Something Old:
The play draws from some very familiar forms including vaudeville, variety shows, and even sketch comedy.  Originally written for and in collaboration with SITI Company led by director Anne Bogart, the play premiered in the Humana Festival of New American Plays at Actors Theatre of Louisville in 2001.   Their significant contributions in that original collaboration made a lasting impact on the very DNA of the piece.  Additionally, the play incorporates our own collective notions of America including our most nostalgic and idealized versions. On my own part, this has conjured many humble memories of my family  playing baseball in the front yard, playing checkers with my dad, tapping along to Square Dances, or watching Laugh In and Hee Haw on television.  Ultimately, the familiar stories of falling in and out of love, which are woven throughout the play, are probably the oldest element of all.  Everyone shares in this universal experience and Charles Mee gives us the opportunity to find and perhaps laugh at ourselves.  

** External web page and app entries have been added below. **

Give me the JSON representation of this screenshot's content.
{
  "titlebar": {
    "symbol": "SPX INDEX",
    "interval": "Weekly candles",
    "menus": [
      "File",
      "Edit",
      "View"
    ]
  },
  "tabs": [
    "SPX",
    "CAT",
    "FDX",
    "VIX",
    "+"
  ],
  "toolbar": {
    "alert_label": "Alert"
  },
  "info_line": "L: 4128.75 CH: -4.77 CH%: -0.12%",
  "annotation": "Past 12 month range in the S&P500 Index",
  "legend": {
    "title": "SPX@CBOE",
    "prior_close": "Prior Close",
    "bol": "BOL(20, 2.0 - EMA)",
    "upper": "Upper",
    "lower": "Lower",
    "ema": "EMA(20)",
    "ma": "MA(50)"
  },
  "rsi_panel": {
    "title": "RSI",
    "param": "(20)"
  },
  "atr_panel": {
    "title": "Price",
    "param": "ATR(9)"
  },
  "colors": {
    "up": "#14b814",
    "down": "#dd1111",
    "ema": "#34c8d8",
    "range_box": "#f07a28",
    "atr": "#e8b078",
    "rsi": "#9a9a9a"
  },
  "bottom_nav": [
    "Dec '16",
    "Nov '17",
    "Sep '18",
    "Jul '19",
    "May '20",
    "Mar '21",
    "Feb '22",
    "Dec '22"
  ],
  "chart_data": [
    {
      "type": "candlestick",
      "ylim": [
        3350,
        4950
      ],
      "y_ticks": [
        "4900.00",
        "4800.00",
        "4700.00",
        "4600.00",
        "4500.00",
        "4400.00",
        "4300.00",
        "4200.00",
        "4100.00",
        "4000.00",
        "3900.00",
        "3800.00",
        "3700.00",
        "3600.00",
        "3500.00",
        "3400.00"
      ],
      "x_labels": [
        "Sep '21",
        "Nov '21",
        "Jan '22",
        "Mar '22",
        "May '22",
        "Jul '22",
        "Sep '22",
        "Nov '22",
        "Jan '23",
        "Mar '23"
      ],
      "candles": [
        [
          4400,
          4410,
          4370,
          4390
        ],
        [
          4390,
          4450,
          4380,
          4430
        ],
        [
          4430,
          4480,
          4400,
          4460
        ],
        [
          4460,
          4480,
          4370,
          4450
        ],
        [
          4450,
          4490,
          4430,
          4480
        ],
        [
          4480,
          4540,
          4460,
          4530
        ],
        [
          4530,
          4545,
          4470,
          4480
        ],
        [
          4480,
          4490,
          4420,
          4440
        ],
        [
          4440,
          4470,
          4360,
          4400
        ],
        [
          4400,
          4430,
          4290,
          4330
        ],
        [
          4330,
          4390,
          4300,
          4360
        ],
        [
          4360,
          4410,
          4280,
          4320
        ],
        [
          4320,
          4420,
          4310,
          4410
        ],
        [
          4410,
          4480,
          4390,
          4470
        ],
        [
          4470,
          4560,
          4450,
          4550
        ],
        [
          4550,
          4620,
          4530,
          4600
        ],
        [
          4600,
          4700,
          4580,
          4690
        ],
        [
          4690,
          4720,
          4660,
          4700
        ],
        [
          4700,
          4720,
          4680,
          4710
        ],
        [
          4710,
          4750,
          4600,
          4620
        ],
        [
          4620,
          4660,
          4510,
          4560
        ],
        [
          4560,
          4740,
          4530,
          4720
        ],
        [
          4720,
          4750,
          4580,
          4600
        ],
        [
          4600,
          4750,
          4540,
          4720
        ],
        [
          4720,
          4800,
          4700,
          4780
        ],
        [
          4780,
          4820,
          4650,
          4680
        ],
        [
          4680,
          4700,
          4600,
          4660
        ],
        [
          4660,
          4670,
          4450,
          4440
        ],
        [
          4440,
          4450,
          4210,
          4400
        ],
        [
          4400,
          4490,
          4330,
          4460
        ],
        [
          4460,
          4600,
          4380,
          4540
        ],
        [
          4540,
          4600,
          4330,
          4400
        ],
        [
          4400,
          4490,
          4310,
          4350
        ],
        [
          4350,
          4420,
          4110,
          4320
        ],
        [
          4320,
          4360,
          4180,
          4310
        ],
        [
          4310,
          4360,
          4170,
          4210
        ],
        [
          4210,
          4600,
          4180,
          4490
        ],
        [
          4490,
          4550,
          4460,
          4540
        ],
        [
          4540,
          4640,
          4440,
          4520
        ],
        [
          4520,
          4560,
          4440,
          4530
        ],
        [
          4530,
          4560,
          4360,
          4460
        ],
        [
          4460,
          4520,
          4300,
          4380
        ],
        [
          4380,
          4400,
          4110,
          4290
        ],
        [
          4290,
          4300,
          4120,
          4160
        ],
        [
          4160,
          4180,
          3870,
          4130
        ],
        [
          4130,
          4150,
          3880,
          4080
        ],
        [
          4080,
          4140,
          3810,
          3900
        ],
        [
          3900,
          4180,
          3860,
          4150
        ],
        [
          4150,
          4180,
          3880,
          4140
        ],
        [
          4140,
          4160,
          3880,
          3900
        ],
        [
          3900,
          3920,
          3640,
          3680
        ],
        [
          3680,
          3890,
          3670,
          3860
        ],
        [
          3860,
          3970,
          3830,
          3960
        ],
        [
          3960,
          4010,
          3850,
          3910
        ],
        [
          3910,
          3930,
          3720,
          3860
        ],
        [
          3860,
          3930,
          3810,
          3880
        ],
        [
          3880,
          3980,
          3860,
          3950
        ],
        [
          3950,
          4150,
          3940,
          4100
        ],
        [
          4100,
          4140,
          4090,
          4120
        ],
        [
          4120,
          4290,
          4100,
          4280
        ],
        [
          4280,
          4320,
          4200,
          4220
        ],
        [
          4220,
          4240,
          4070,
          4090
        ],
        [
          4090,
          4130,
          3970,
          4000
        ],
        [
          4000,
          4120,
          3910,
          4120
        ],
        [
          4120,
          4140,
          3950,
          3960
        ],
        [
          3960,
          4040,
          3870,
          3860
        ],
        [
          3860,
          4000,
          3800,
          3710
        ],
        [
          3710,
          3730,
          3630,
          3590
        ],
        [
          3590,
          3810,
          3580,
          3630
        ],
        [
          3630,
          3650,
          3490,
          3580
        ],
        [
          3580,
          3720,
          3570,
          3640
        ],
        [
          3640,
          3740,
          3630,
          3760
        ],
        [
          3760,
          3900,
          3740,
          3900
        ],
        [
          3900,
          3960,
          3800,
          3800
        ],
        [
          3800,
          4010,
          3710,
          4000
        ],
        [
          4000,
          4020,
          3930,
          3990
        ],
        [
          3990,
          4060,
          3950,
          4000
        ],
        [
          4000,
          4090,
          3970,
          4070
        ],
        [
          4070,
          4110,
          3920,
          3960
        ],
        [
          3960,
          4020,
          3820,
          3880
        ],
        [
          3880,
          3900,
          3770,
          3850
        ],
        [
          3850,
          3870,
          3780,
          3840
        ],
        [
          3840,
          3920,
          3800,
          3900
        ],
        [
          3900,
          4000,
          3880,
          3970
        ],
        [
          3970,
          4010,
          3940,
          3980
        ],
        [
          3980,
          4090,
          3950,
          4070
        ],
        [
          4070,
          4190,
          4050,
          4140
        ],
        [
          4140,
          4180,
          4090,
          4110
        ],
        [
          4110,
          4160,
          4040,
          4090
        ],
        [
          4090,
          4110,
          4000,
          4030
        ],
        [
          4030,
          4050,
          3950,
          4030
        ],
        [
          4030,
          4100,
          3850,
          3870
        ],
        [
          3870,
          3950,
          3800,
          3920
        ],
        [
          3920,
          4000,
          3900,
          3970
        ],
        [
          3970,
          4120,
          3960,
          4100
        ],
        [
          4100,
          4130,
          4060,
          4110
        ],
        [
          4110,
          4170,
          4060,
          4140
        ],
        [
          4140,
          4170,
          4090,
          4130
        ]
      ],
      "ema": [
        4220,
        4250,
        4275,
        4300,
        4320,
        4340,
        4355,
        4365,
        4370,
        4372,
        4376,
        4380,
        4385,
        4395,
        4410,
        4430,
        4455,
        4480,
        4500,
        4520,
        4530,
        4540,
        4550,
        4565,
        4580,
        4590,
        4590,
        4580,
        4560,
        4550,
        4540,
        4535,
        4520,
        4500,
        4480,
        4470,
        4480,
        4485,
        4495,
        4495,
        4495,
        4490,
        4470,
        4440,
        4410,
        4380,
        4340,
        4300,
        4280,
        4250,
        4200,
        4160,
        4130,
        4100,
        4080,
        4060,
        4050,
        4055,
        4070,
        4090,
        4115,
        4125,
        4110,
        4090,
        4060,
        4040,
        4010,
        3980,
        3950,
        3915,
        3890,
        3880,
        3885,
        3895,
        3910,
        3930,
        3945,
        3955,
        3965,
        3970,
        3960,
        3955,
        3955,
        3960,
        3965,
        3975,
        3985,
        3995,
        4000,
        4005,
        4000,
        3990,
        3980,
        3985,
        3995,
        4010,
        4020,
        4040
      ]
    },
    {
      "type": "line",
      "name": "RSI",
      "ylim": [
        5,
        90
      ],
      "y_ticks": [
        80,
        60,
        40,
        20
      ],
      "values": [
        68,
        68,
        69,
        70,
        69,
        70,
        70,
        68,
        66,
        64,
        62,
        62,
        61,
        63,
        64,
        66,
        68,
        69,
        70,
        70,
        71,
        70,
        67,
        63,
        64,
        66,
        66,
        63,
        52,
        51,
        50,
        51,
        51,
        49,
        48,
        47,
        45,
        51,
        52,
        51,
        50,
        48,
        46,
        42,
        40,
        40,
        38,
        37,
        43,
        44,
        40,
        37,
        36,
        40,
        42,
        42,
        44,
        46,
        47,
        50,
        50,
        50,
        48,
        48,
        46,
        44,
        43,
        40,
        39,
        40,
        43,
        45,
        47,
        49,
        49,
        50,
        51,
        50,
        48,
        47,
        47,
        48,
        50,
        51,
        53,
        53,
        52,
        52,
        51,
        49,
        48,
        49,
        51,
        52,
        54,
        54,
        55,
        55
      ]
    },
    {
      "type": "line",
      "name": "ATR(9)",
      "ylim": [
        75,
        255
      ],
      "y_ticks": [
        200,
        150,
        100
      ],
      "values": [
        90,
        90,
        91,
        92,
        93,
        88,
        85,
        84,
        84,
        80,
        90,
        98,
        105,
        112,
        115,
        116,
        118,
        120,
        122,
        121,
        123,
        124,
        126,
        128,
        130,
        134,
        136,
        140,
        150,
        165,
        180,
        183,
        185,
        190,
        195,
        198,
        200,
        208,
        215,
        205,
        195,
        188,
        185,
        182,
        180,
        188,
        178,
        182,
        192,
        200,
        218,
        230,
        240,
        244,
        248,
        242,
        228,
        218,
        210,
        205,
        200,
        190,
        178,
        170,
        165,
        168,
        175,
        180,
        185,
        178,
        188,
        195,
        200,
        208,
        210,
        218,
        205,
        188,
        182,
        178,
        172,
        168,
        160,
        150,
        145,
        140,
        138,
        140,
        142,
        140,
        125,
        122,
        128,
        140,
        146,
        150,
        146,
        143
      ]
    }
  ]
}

Something New:
The most obvious new element is that of our exciting young ensemble here at Hope College.  These fresh-faced 21st century actors bring a youthful energy to this playworld.  Together as collaborators, we have have found our own interpretation and offered a new theatrical design supported by a new soundtrack.  These performers have their own way of dancing and ultimately, have brought their own humanity and sense of timing to the party. Furthermore, our 2013 production finds us in a very different context too.  We are now well into our second decade of this century and have just marked a new inauguration after a long and exhausting election year. Much has changed within our country in the dozen years since the play's original premiere.  That production was born during a troubled 2000 election and toured in the aftermath of 9/11.  While the play does not address these issues directly, the ever-complex question of what it is to be an American certainly lingers.  Under our current atmosphere, we have found that these questions resonate in entirely new ways with these new voices.  Indeed, it feels right presenting this exuberant show now at a college called Hope.

Something Borrowed:
In the play, Charles Mee borrows freely from existing texts, Walt Whitman’s poetry, real life characters, popular song and dance along with his own original storylines and situations.  The resulting collision of the old and the new, the familiar and the bizarre is inspired and borrowed from Rauschenberg's aesthetic.

Something Red, White, & Blue:
Here, I had to build upon the old adage because the play is not merely blue in tone.  It is not a drama, but a brightly colored comedy that at times is as bombastic as a 4th of July parade. The driving spirit within it is that of America itself as a vast entity, ever-evolving.  In the hands of Charles Mee's joyful comedy, this pluralism is something worth celebrating. 

Donnie Mather directs & choreographs "bobrauschenbergamerica" at Hope College in Holland, Michigan on Feb. 15-16 and 20-23, 2013. For more information, please visit: 

Saturday, February 2, 2013

Tickets are ON SALE!

February 15-16 and 20-23, 2013
Hope College
DeWitt Theatre
Holland, Michigan

$10 Adults
$7 Seniors & Hope Faculty/Staff
$5 Hope Students & Children (18 and under)

To purchase call 616.395.7890
or purchase online HERE